Her neighbor and close family friend, Sammy Nathan, was a member of the Crescent Artillery, a militia unit. The militia units today come with a reputation of avoiding service. But, Sammy was different. He was a patriot. He was quite prepared to offer his life to defend New Orleans. He was prepared to follow his regiment to “h—l,” wrote the young diarist. Sammy was over 35 years and, therefore, free from the Confederate Conscription Act. But, Sammy was determined to do his part. Clara herself was dedicated to her country and equally patriotic. She would expect no less from her friend and a close friend of the entire Solomon family, Sammy Nathan.

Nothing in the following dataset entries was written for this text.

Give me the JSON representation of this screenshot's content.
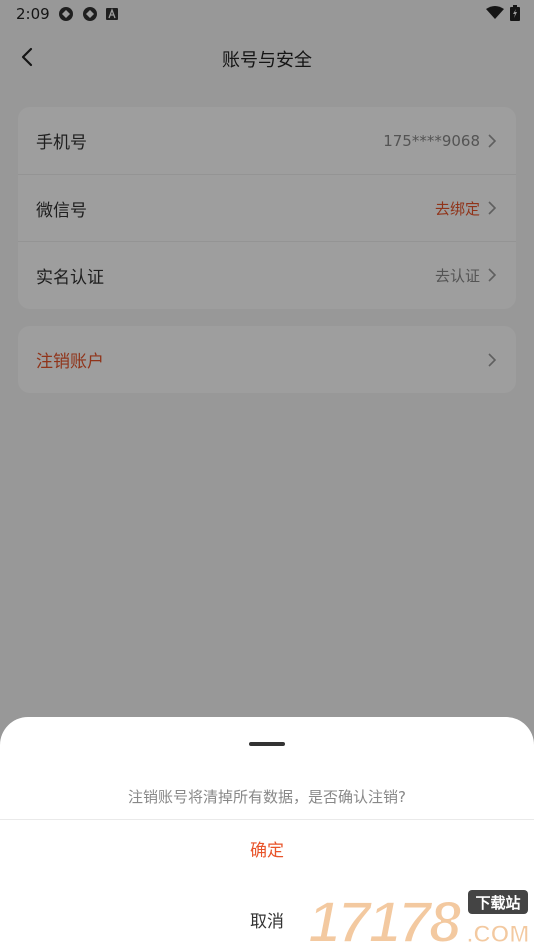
{
  "status_bar": {
    "time": "2:09",
    "left_icons": [
      "notification-icon",
      "notification-icon",
      "a-icon"
    ],
    "right_icons": [
      "wifi-icon",
      "battery-icon"
    ]
  },
  "nav": {
    "title": "账号与安全",
    "back_icon": "chevron-left-icon"
  },
  "account_rows": [
    {
      "label": "手机号",
      "value": "175****9068"
    },
    {
      "label": "微信号",
      "value": "去绑定"
    },
    {
      "label": "实名认证",
      "value": "去认证"
    }
  ],
  "delete_row": {
    "label": "注销账户"
  },
  "dialog": {
    "message": "注销账号将清掉所有数据，是否确认注销?",
    "confirm_label": "确定",
    "cancel_label": "取消"
  },
  "watermark": {
    "number": "17178",
    "site_text": "下载站",
    "domain_text": ".COM"
  },
  "colors": {
    "accent": "#e8542a",
    "background": "#f6f6f6",
    "card": "#ffffff",
    "overlay": "rgba(0,0,0,0.38)"
  }
}
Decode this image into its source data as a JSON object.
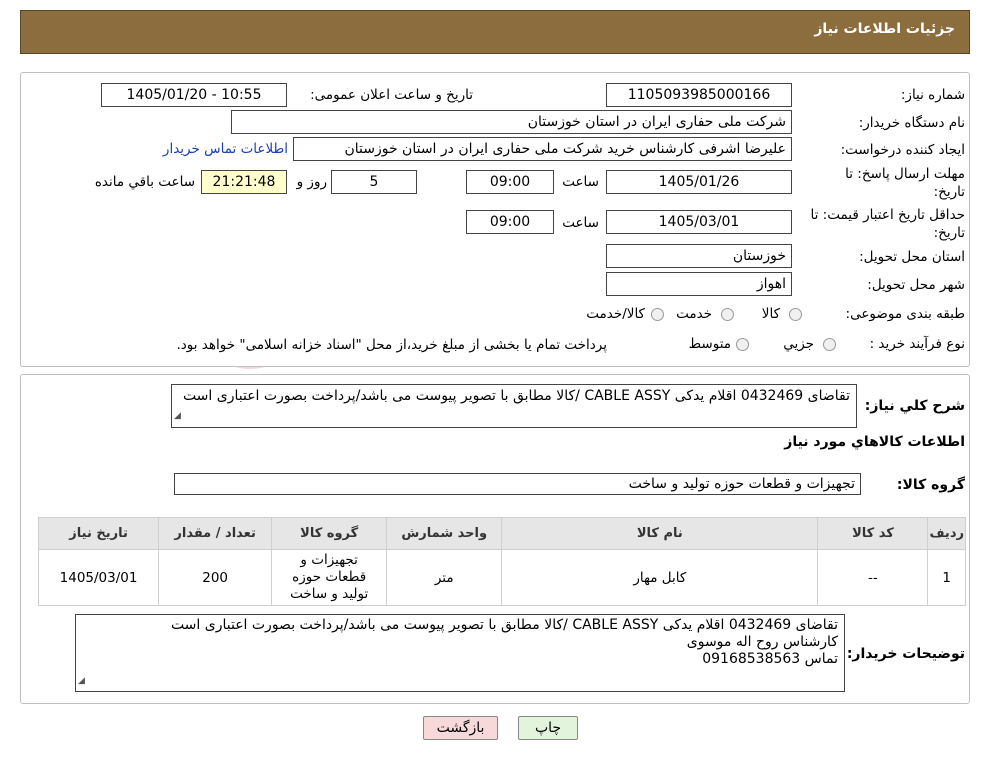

Clara and Sammy were Jewish. But, this invasion inspired patriotism among all.

Elliott Ashkenazi , ed., The Civil War Diary of Clara Solomon (Baton Rouge: LSU Press 1995)

Clara, p. 208, 338.